a stroke of luck

also a stroke of fortune
something good that happens to you when you do not expect it To walk in and get a job like that was an incredible stroke of luck.
See also: luck, of, stroke

a hostage to fortune

  (formal)
if something is a hostage to fortune, it could be harmed by things that happen in the future Inviting terrorists to take part in the talks has created a hostage to fortune. (formal)
See also: fortune, hostage

a small fortune

a lot of money Her hair ought to look good - she spends a small fortune on it.
See also: fortune, small

a soldier of fortune

  (literary)
someone who fights for any country or group that will pay him A soldier of fortune in the service of both Christian and Muslim kings, he was constantly fighting from 1065.
See also: fortune, of, soldier

a stroke of luck

something good that happens to you by chance Phil was driving up to Manchester that evening and gave me a lift so that was a stroke of luck. By a stroke of luck, someone at work happened to be selling very cheaply exactly the piece of equipment that I needed.
See put off stride
See also: luck, of, stroke

make a fortune

Also, make a small fortune. Earn a great deal of money, as in He made a fortune on the stock market. Similar expressions are be worth a fortune or small fortune , as in Now that their parents have died, they're worth a small fortune. Make a fortune dates from about 1700, and its use with small from the second half of the 1800s.
See also: fortune, make

try (one's) fortune

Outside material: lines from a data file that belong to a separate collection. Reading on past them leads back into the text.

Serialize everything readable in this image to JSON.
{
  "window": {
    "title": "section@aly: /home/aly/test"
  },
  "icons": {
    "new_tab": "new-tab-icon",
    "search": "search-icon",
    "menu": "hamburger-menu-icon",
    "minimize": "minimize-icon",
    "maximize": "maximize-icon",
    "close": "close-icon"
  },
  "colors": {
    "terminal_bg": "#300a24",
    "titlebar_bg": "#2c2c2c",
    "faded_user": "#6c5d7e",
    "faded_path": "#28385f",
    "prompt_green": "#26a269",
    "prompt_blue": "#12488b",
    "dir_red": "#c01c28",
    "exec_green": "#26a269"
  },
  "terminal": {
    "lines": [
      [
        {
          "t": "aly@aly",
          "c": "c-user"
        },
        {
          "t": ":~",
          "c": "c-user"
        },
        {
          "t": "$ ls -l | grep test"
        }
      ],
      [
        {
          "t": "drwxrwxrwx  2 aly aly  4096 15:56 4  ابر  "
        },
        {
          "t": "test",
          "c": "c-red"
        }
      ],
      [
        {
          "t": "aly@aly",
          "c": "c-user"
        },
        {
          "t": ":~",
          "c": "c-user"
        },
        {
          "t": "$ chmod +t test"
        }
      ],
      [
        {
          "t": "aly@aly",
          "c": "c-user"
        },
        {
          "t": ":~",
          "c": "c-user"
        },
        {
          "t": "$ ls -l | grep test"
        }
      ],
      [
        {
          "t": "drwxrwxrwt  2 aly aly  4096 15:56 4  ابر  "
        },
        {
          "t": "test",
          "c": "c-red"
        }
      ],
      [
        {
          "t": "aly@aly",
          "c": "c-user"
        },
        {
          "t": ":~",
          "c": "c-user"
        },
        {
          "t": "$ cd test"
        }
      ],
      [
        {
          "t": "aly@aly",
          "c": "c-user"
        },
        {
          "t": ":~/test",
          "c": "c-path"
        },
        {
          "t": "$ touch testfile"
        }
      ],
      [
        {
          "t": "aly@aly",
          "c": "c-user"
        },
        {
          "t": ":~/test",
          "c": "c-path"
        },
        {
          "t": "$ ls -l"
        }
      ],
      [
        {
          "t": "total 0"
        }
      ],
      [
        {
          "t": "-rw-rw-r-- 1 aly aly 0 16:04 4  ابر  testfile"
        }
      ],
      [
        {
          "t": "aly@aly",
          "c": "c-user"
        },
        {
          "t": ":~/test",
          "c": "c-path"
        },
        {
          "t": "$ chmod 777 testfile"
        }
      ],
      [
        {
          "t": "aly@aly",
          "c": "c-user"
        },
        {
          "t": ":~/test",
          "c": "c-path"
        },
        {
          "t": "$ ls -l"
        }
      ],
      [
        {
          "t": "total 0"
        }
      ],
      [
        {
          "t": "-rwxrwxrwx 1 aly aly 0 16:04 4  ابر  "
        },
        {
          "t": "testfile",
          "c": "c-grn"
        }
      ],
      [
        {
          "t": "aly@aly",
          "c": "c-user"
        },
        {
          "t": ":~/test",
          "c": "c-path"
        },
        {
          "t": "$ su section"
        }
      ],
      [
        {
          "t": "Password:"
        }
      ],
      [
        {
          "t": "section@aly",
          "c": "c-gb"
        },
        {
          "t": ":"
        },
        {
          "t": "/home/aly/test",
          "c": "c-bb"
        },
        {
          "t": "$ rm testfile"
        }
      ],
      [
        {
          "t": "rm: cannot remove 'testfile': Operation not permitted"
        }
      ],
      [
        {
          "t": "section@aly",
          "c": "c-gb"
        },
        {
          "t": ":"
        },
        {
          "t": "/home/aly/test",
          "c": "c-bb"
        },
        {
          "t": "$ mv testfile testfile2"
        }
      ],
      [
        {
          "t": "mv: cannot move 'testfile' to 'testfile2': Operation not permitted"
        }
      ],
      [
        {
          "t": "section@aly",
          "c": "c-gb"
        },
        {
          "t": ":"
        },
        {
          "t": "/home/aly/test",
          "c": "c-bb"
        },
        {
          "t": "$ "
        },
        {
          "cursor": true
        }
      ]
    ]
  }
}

To make an effort or take a risk to be successful, especially as a newcomer.
See also: fortune, try
References in classic literature ?
The whole fortune of eighty thousand pounds has virtually passed into his possession already.
For men's minds, will either feed upon their own good, or upon others' evil; and who wanteth the one, will prey upon the other; and whoso is out of hope, to attain to another's virtue, will seek to come at even hand, by depressing another's fortune.
Besides this, I observed that the men made no scruple to set themselves out, and to go a-fortunehunting, as they call it, when they had really no fortune themselves to demand it, or merit to deserve it; and that they carried it so high, that a woman was scarce allowed to inquire after the character or estate of the person that pretended to her.
But I can tell thee there is no such thing as Fortune in the world, nor does anything which takes place there, be it good or bad, come about by chance, but by the special preordination of heaven; and hence the common saying that 'each of us is the maker of his own Fortune.
From some sense of this, and of the dizzy see-saw - heaven-high, hell-deep - on which men sit clutching; or perhaps fearing that the sources of his fortune might be insidiously traced to some root in the field of petty cash; he stuck to his work, said not a word of his new circumstances, and kept his account with a bank in a different quarter of the town.
Sir," said the notary, "how do you intend disposing of your fortune in case Mademoiselle de Villefort still determines on marrying M.
And in examining their actions and lives one cannot see that they owed anything to fortune beyond opportunity, which brought them the material to mould into the form which seemed best to them.
Long says that Netherfield is taken by a young man of large fortune from the north of England; that he came down on Monday in a chaise and four to see the place, and was so much delighted with it, that he agreed with Mr.
In that alone, through the fidelity of his fortune and the power of his inspiration, he stands unique amongst the leaders of fleets and sailors.
When the brother heard of all this, and how a turnip had made the gardener so rich, he envied him sorely, and bethought himself how he could contrive to get the same good fortune for himself.
said the Fortune, when his struggles had ceased and his screams were stilled.
As good fortune would have it, the three men in my party were not drinkers.
Yet Sara was plainly anxious to have her fortune told and must be gratified.
From my childhood I have been accustomed to luxury and idleness, and have been bred as though my fortune were large, and my expectations almost without a limit.
It was at this time that Mr Pancks, in discharge of his compact with Clennam, revealed to him the whole of his gipsy story, and told him Little Dorrit's fortune.